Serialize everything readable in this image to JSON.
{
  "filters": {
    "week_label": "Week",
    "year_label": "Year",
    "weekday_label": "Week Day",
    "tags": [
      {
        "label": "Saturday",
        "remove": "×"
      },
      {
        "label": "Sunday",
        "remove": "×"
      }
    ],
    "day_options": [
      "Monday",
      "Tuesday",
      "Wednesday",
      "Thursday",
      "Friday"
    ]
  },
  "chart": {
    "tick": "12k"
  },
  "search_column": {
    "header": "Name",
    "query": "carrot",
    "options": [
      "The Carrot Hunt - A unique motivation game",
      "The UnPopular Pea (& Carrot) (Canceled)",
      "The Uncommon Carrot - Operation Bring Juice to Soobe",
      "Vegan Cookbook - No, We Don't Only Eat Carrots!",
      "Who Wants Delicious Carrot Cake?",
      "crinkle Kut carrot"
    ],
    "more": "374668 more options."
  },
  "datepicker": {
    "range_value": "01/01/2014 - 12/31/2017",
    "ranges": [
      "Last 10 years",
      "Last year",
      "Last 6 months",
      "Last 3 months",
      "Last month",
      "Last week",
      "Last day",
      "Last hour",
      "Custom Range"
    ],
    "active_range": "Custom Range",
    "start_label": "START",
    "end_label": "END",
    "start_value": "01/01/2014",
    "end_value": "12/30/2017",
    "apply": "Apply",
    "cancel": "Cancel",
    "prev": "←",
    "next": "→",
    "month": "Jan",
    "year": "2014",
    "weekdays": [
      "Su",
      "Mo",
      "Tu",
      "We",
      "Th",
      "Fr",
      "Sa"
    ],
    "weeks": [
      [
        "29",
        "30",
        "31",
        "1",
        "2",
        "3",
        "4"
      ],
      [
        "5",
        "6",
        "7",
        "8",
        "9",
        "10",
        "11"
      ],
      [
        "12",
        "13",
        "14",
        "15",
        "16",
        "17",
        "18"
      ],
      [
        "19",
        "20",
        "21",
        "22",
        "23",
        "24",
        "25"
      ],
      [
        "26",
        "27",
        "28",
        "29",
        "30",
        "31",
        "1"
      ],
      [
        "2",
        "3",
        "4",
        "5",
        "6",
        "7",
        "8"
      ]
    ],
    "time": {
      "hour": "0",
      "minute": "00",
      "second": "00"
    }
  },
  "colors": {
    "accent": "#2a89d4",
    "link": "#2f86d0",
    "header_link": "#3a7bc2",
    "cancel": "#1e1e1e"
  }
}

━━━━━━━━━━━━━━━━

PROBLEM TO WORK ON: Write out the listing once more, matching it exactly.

TASK RESPONSE:
Serialize everything readable in this image to JSON.
{
  "filters": {
    "week_label": "Week",
    "year_label": "Year",
    "weekday_label": "Week Day",
    "tags": [
      {
        "label": "Saturday",
        "remove": "×"
      },
      {
        "label": "Sunday",
        "remove": "×"
      }
    ],
    "day_options": [
      "Monday",
      "Tuesday",
      "Wednesday",
      "Thursday",
      "Friday"
    ]
  },
  "chart": {
    "tick": "12k"
  },
  "search_column": {
    "header": "Name",
    "query": "carrot",
    "options": [
      "The Carrot Hunt - A unique motivation game",
      "The UnPopular Pea (& Carrot) (Canceled)",
      "The Uncommon Carrot - Operation Bring Juice to Soobe",
      "Vegan Cookbook - No, We Don't Only Eat Carrots!",
      "Who Wants Delicious Carrot Cake?",
      "crinkle Kut carrot"
    ],
    "more": "374668 more options."
  },
  "datepicker": {
    "range_value": "01/01/2014 - 12/31/2017",
    "ranges": [
      "Last 10 years",
      "Last year",
      "Last 6 months",
      "Last 3 months",
      "Last month",
      "Last week",
      "Last day",
      "Last hour",
      "Custom Range"
    ],
    "active_range": "Custom Range",
    "start_label": "START",
    "end_label": "END",
    "start_value": "01/01/2014",
    "end_value": "12/30/2017",
    "apply": "Apply",
    "cancel": "Cancel",
    "prev": "←",
    "next": "→",
    "month": "Jan",
    "year": "2014",
    "weekdays": [
      "Su",
      "Mo",
      "Tu",
      "We",
      "Th",
      "Fr",
      "Sa"
    ],
    "weeks": [
      [
        "29",
        "30",
        "31",
        "1",
        "2",
        "3",
        "4"
      ],
      [
        "5",
        "6",
        "7",
        "8",
        "9",
        "10",
        "11"
      ],
      [
        "12",
        "13",
        "14",
        "15",
        "16",
        "17",
        "18"
      ],
      [
        "19",
        "20",
        "21",
        "22",
        "23",
        "24",
        "25"
      ],
      [
        "26",
        "27",
        "28",
        "29",
        "30",
        "31",
        "1"
      ],
      [
        "2",
        "3",
        "4",
        "5",
        "6",
        "7",
        "8"
      ]
    ],
    "time": {
      "hour": "0",
      "minute": "00",
      "second": "00"
    }
  },
  "colors": {
    "accent": "#2a89d4",
    "link": "#2f86d0",
    "header_link": "#3a7bc2",
    "cancel": "#1e1e1e"
  }
}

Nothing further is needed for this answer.